Self-consistent clustering analysis

SCA framework

Self-consistent clustering analysis (SCA) is a reduced order model (ROM) technique first proposed in Liu et al. CMAME 2016. It enables a powerful tradeoff between efficiency and accuracy through synergistic exploitation of high-fidelity analysis and efficient mean field homogenization using a data-clustering technique.

SCA starts with an offline stage, in which a database is created by high-fidelity RVE analysis.
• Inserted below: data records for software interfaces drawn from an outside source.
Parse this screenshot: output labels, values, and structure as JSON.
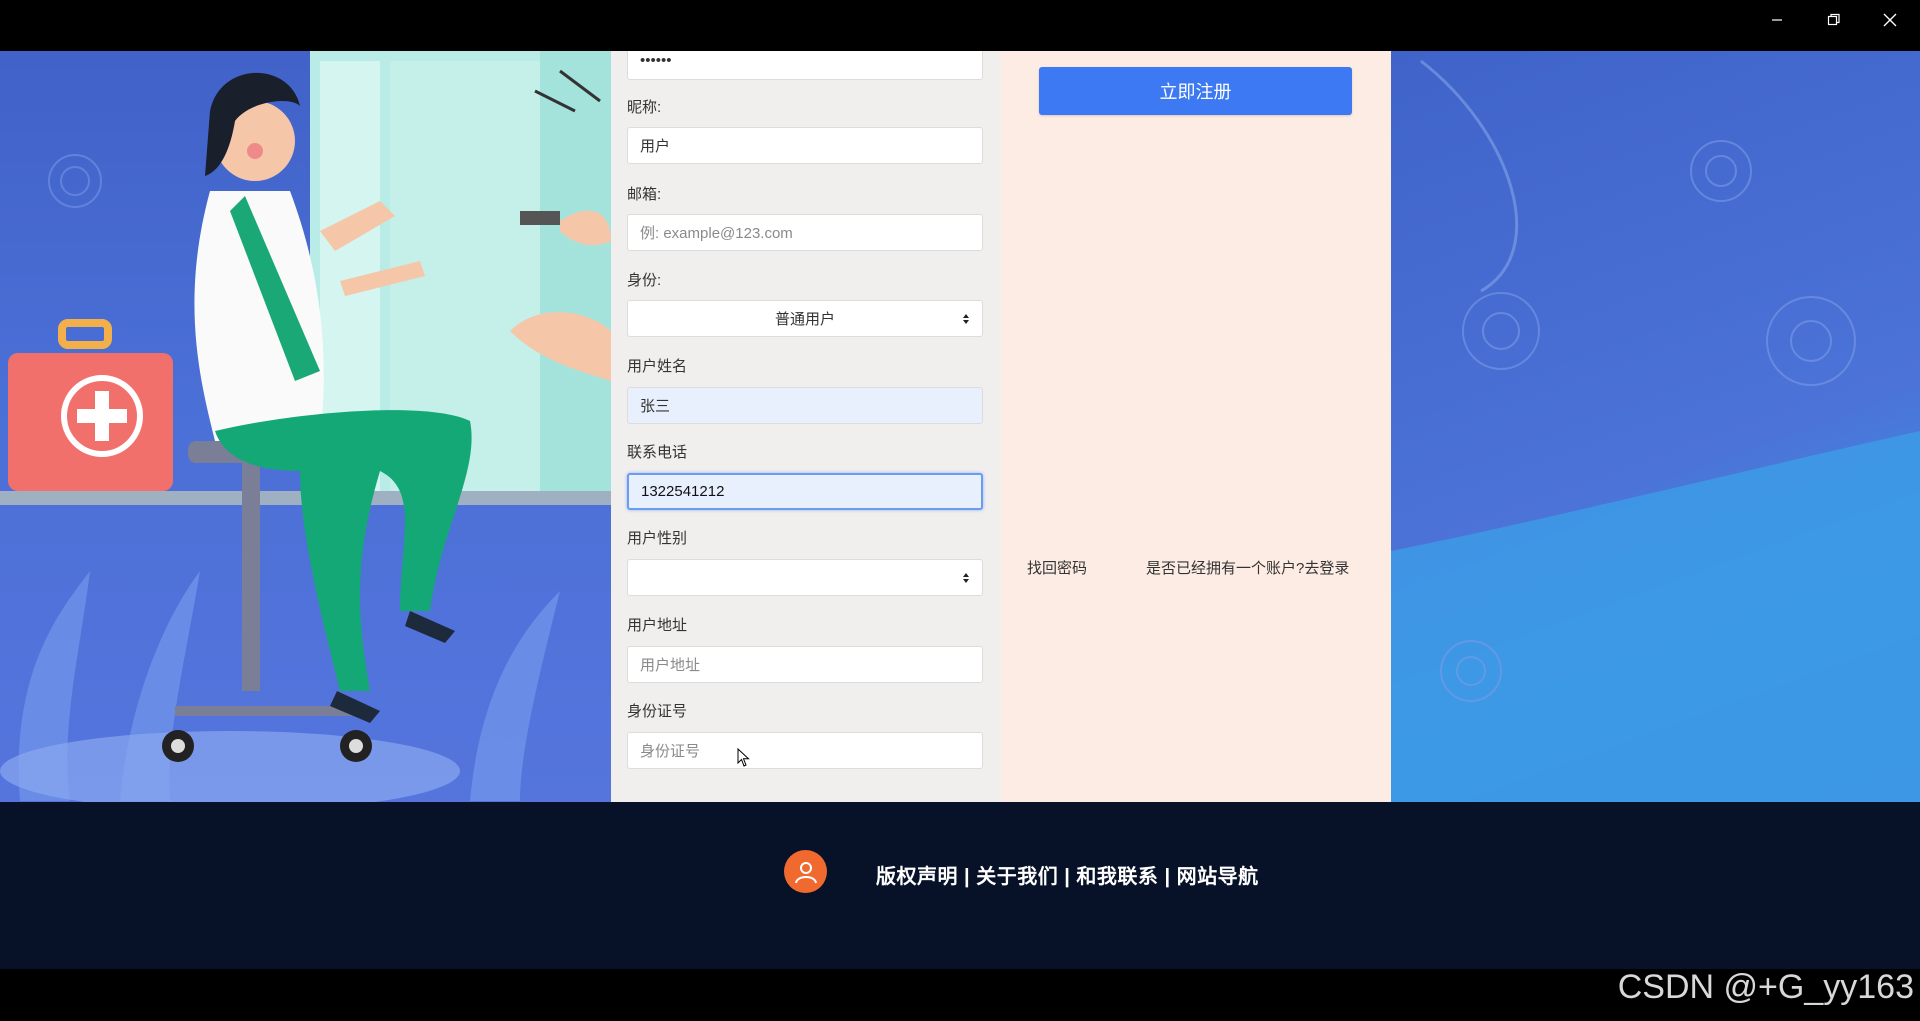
{
  "window": {
    "controls": [
      "minimize-icon",
      "restore-icon",
      "close-icon"
    ]
  },
  "form": {
    "password_value": "••••••",
    "nickname_label": "昵称:",
    "nickname_value": "用户",
    "email_label": "邮箱:",
    "email_placeholder": "例: example@123.com",
    "role_label": "身份:",
    "role_value": "普通用户",
    "name_label": "用户姓名",
    "name_value": "张三",
    "phone_label": "联系电话",
    "phone_value": "1322541212",
    "gender_label": "用户性别",
    "gender_value": "",
    "address_label": "用户地址",
    "address_placeholder": "用户地址",
    "idcard_label": "身份证号",
    "idcard_placeholder": "身份证号"
  },
  "side": {
    "register_button": "立即注册",
    "find_password": "找回密码",
    "login_link": "是否已经拥有一个账户?去登录"
  },
  "footer": {
    "links_text": "版权声明 | 关于我们 | 和我联系 | 网站导航",
    "avatar_icon": "user-icon"
  },
  "watermark": "CSDN @+G_yy163",
  "colors": {
    "accent": "#3d79f2",
    "footer_bg": "#071127",
    "form_bg": "#f1eeee",
    "side_bg": "#fdece4",
    "avatar": "#f06a30"
  }
}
A data compression algorithm (e.g. k-means clustering) is then used to establish clustering groups with similar mechanistic features such as the local strain concentration factor $\textbf{A}$:


Material responses are assumed to be uniform in each cluster, and the interaction tensors between each pair of clusters $\textbf{D}^{IJ}$ are computed based on the Green’s function:
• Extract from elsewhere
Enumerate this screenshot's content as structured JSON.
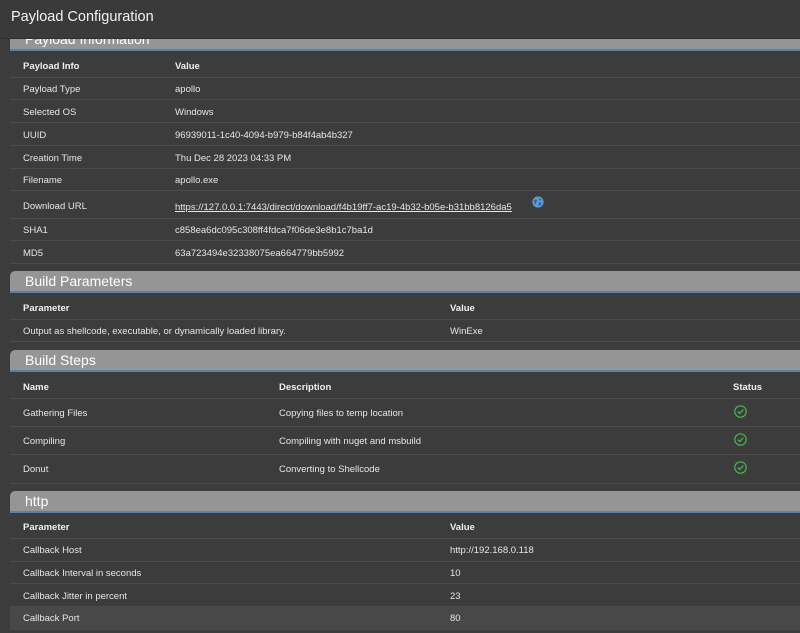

\[\textbf{D}^{IJ}=\dfrac{1}{c^I\mid\Omega\mid}\int_{\Omega}\int_{\Omega} \chi^I(\textbf{x})\chi^J(\textbf{x}')\boldsymbol{\Phi}^0(\textbf{x},\textbf{x}')d\textbf{x}'d\textbf{x}.\]

In the online stage, the discretized Lippmann-Schwinger integral equation is solved using a self-consistent scheme.
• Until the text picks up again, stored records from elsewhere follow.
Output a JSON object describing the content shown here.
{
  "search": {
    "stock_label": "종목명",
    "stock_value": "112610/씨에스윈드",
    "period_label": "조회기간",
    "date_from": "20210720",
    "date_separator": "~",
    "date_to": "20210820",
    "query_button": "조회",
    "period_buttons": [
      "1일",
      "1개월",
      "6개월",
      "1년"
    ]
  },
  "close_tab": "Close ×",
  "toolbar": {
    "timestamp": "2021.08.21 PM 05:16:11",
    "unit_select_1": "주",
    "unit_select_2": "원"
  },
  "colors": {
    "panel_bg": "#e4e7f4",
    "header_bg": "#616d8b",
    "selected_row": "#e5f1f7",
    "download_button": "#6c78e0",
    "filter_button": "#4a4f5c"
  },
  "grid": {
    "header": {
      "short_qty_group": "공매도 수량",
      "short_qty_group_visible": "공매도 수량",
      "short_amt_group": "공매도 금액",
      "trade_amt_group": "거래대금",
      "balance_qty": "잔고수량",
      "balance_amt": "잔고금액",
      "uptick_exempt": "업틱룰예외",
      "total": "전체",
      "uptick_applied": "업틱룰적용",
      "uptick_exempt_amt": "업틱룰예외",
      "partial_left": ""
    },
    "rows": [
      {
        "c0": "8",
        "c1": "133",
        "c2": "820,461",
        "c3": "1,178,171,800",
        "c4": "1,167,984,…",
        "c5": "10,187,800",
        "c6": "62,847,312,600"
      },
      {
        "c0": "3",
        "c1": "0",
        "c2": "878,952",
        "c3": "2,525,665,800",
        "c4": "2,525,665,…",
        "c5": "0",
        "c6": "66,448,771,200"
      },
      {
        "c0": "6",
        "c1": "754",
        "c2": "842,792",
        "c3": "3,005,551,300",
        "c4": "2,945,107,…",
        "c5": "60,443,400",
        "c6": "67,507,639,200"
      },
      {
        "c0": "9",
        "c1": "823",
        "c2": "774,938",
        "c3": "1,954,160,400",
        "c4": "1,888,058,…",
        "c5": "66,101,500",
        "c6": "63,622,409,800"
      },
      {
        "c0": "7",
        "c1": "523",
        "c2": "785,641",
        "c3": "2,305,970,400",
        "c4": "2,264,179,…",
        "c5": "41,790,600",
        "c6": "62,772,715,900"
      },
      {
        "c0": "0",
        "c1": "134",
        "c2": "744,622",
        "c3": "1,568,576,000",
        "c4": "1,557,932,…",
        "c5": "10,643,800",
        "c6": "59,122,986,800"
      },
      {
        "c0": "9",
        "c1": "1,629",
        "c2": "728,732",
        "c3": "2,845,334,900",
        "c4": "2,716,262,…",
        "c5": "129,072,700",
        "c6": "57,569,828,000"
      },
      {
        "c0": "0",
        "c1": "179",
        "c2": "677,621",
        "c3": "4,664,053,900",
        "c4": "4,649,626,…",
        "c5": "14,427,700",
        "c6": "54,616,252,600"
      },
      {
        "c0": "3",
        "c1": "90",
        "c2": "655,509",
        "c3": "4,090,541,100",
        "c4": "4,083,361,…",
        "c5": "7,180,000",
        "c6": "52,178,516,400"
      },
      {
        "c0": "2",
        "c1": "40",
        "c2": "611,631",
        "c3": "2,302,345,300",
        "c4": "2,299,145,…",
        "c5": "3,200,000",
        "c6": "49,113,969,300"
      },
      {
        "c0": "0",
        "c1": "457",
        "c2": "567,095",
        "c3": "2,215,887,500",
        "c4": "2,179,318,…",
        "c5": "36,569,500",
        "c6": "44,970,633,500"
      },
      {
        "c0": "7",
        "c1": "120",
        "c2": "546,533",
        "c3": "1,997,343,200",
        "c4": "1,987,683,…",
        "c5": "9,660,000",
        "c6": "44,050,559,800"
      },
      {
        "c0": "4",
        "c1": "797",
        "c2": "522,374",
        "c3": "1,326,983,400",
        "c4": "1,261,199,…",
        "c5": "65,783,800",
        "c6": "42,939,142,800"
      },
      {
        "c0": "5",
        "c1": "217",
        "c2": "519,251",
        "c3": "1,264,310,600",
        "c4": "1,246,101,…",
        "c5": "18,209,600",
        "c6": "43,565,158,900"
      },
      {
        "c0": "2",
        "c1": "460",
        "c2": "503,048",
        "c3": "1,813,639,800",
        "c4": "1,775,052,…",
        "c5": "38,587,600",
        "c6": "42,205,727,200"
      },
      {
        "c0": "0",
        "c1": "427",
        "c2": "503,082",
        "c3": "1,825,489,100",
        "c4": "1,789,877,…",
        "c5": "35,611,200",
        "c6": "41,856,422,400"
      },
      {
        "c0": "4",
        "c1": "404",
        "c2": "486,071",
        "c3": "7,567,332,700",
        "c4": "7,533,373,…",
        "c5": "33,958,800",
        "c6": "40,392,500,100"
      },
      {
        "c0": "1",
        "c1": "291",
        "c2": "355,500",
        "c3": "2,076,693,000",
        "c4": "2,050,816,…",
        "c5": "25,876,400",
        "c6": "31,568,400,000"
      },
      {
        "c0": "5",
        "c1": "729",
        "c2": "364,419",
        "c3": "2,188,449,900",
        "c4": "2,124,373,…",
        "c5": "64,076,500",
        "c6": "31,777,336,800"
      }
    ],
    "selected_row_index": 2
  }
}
\[ \Delta\boldsymbol{\varepsilon}^I+\sum_{J=1}^{k}\textbf{D}^{IJ}:\left[\Delta\boldsymbol{\sigma}^J-\textbf{C}^0:\Delta\boldsymbol{\varepsilon}^J\right]-\Delta\boldsymbol{\varepsilon}^0=0.\]

SCA has been applied to several material systems, including particle-reinforced composite, uni-directional fiber composite and polycrystalline materials. On-going work put more emphasis on new schemes to treat softening material with damage acrossing different scales. SCA has also been coupled with macroscopic finite element model to perform the so-called "multiscale concurrent simulations".

Zeliang Liu
Senior Software Dev Engineer - FEA